As they say, practice makes perfect. The resident of the Swan House knows this too well, spending 14 years carefully developing and dissecting the design of his idealistic home near Cronulla just south of Sydney.
Admittedly, he was in prime position to learn the tricks and changes in the home trade. At 14 he started his apprenticeship in construction and by age 19 he founded his own company, Futureflip, designing and building luxury new homes. And so, it is no wonder that he spent so many years studying and fine tuning his own plans, learning what works and what truly suits his own lifestyle.
In 2014 the resident bought the plot of land that would eventually become his future family home in the suburb of Lilli Pilli. Despite the onerous nature of the site – cutting away into a dramatic cliff face – the panoramic views over the Port Macquarie River and the Royal National Park made the choice an easy one.
The Swan house submerges into the earth with three storeys and a basement with a garage that is large enough to fit a full-sized truck. Underground storeys in a residential setting are usually condemned as dark and cold spaces. Yet, the clever layout of the house allows for ample natural light to infiltrate every level, including the basement. Thus, the house is able to maintain a modest presence despite the very generous floor plan.
The Swan House is designed in reverence to the rock that it sits on, as a surreptitious structure that will exist proudly far into the future. Due to the site’s close proximity to the river, the materials used would have to be able to withstand high levels of salt and wind. In response, concrete and Blackbutt timber cladding dominate the exterior, while emphasising the exposed and undressed feel that is carried within the home.
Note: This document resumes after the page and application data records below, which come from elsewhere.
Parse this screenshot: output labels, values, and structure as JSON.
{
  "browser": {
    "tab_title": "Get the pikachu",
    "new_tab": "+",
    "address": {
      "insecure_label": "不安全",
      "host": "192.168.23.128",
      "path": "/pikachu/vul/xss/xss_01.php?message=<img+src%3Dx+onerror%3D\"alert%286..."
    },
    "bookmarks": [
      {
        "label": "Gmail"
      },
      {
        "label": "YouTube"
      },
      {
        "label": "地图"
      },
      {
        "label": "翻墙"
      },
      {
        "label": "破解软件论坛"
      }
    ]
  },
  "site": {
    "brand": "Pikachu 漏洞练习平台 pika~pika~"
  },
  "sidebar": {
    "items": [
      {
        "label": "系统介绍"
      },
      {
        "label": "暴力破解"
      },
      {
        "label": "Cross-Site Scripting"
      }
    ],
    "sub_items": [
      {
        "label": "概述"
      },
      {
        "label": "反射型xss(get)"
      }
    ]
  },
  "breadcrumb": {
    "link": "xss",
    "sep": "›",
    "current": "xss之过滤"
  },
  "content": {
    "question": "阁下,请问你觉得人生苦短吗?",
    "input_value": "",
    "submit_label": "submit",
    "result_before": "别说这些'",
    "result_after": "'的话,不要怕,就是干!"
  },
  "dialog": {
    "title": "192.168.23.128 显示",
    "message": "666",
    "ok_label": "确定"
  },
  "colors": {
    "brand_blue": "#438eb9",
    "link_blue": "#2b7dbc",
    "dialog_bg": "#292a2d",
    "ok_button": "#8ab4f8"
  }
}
The reliance on stealthy materials allowed for the house to be easy to maintain. There is virtually no need whatsoever to use either heating or cooling. The southern side of the house, being cut into the rock, allows for southerly winds to sweep across and throughout the building. While the benefits of the rock-hugging site extend also, with the lower floors stretching eight metres underground, this allows for the earth to maintain the interior temperatures. While light and warmth is invited in via the north face where large double-glazed glass, filtering sunlight into the depths of every single storey.
With the heavy use of raw materials, the preparation for the build was critical. Angles needed to be exact and measurements to the Nth degree, as there was no cover up to hide any sin in the calculations. Yet, the end result is a home that is as bold as it is modest; one that is not afraid of the difficult site and one that defies expectations of underground spaces. And after 14 long years of finessing, the resident can comfortably say that the final structure is no brash build, and rather the best that it could be.
Photography by Mitchell Fong